* **Work request**: From the first entry to the last, restate everything word for word and exclude pictures.

* **Dataset content**:
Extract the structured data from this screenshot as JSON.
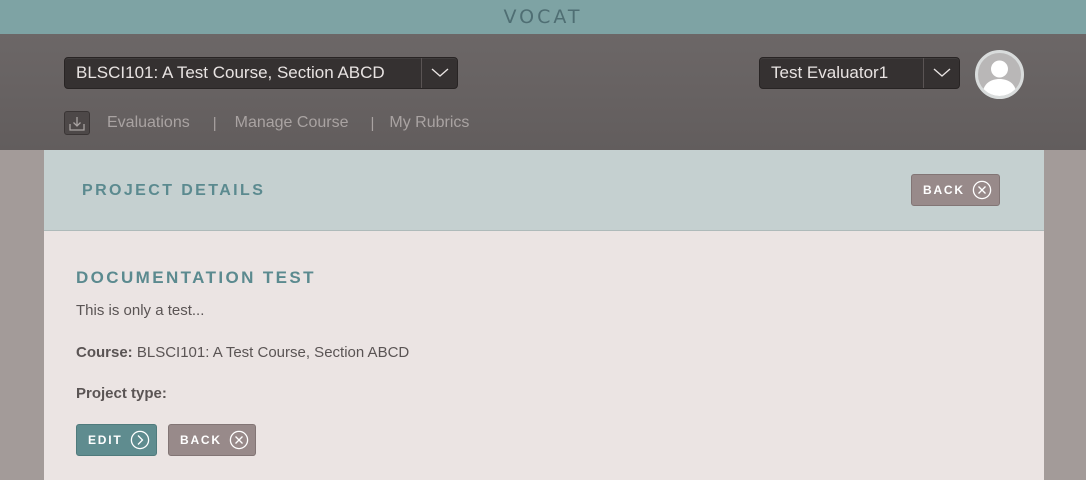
{
  "brand": {
    "logo_text": "VOCAT"
  },
  "header": {
    "course_selector": {
      "label": "BLSCI101: A Test Course, Section ABCD"
    },
    "user_selector": {
      "label": "Test Evaluator1"
    },
    "nav": {
      "items": [
        {
          "label": "Evaluations"
        },
        {
          "label": "Manage Course"
        },
        {
          "label": "My Rubrics"
        }
      ],
      "separator": "|"
    }
  },
  "panel": {
    "title": "PROJECT DETAILS",
    "back_label": "BACK"
  },
  "project": {
    "name": "DOCUMENTATION TEST",
    "description": "This is only a test...",
    "course_label": "Course:",
    "course_value": "BLSCI101: A Test Course, Section ABCD",
    "type_label": "Project type:",
    "type_value": "",
    "edit_label": "EDIT",
    "back_label": "BACK"
  },
  "colors": {
    "brand_bar": "#7ea3a4",
    "header": "#676262",
    "accent_teal": "#5b8a8f",
    "panel_bg": "#ebe4e3"
  },
  "icons": [
    "chevron-down-icon",
    "user-avatar-icon",
    "download-icon",
    "close-circle-icon",
    "arrow-right-circle-icon"
  ]
}
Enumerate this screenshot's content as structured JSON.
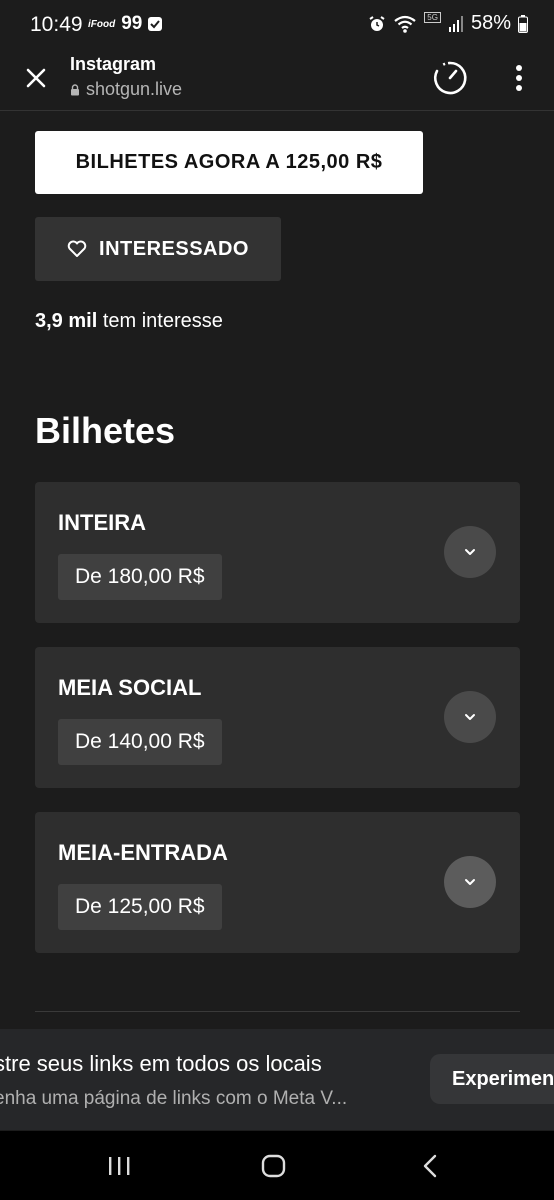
{
  "status_bar": {
    "time": "10:49",
    "app_badge_text": "iFood",
    "nine_nine": "99",
    "network_badge": "5G",
    "battery": "58%"
  },
  "browser": {
    "title": "Instagram",
    "url": "shotgun.live"
  },
  "event": {
    "buy_button": "BILHETES AGORA A 125,00 R$",
    "interest_button": "INTERESSADO",
    "interest_count_bold": "3,9 mil",
    "interest_count_text": " tem interesse"
  },
  "tickets": {
    "section_title": "Bilhetes",
    "items": [
      {
        "name": "INTEIRA",
        "price": "De 180,00 R$"
      },
      {
        "name": "MEIA SOCIAL",
        "price": "De 140,00 R$"
      },
      {
        "name": "MEIA-ENTRADA",
        "price": "De 125,00 R$"
      }
    ]
  },
  "ad": {
    "title": "stre seus links em todos os locais",
    "subtitle": "enha uma página de links com o Meta V...",
    "button": "Experimen"
  },
  "icons": {
    "close": "close-icon",
    "lock": "lock-icon",
    "timer": "timer-icon",
    "more": "more-vertical-icon",
    "heart": "heart-icon",
    "chevron": "chevron-down-icon",
    "alarm": "alarm-icon",
    "wifi": "wifi-icon",
    "signal": "signal-icon",
    "battery": "battery-icon"
  }
}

* **Response below**:
Extract the structured data from this screenshot as JSON.
{
  "brand": {
    "logo_text": "VOCAT"
  },
  "header": {
    "course_selector": {
      "label": "BLSCI101: A Test Course, Section ABCD"
    },
    "user_selector": {
      "label": "Test Evaluator1"
    },
    "nav": {
      "items": [
        {
          "label": "Evaluations"
        },
        {
          "label": "Manage Course"
        },
        {
          "label": "My Rubrics"
        }
      ],
      "separator": "|"
    }
  },
  "panel": {
    "title": "PROJECT DETAILS",
    "back_label": "BACK"
  },
  "project": {
    "name": "DOCUMENTATION TEST",
    "description": "This is only a test...",
    "course_label": "Course:",
    "course_value": "BLSCI101: A Test Course, Section ABCD",
    "type_label": "Project type:",
    "type_value": "",
    "edit_label": "EDIT",
    "back_label": "BACK"
  },
  "colors": {
    "brand_bar": "#7ea3a4",
    "header": "#676262",
    "accent_teal": "#5b8a8f",
    "panel_bg": "#ebe4e3"
  },
  "icons": [
    "chevron-down-icon",
    "user-avatar-icon",
    "download-icon",
    "close-circle-icon",
    "arrow-right-circle-icon"
  ]
}
Enumerate this screenshot's content as structured JSON.
{
  "status_bar": {
    "time": "10:49",
    "app_badge_text": "iFood",
    "nine_nine": "99",
    "network_badge": "5G",
    "battery": "58%"
  },
  "browser": {
    "title": "Instagram",
    "url": "shotgun.live"
  },
  "event": {
    "buy_button": "BILHETES AGORA A 125,00 R$",
    "interest_button": "INTERESSADO",
    "interest_count_bold": "3,9 mil",
    "interest_count_text": " tem interesse"
  },
  "tickets": {
    "section_title": "Bilhetes",
    "items": [
      {
        "name": "INTEIRA",
        "price": "De 180,00 R$"
      },
      {
        "name": "MEIA SOCIAL",
        "price": "De 140,00 R$"
      },
      {
        "name": "MEIA-ENTRADA",
        "price": "De 125,00 R$"
      }
    ]
  },
  "ad": {
    "title": "stre seus links em todos os locais",
    "subtitle": "enha uma página de links com o Meta V...",
    "button": "Experimen"
  },
  "icons": {
    "close": "close-icon",
    "lock": "lock-icon",
    "timer": "timer-icon",
    "more": "more-vertical-icon",
    "heart": "heart-icon",
    "chevron": "chevron-down-icon",
    "alarm": "alarm-icon",
    "wifi": "wifi-icon",
    "signal": "signal-icon",
    "battery": "battery-icon"
  }
}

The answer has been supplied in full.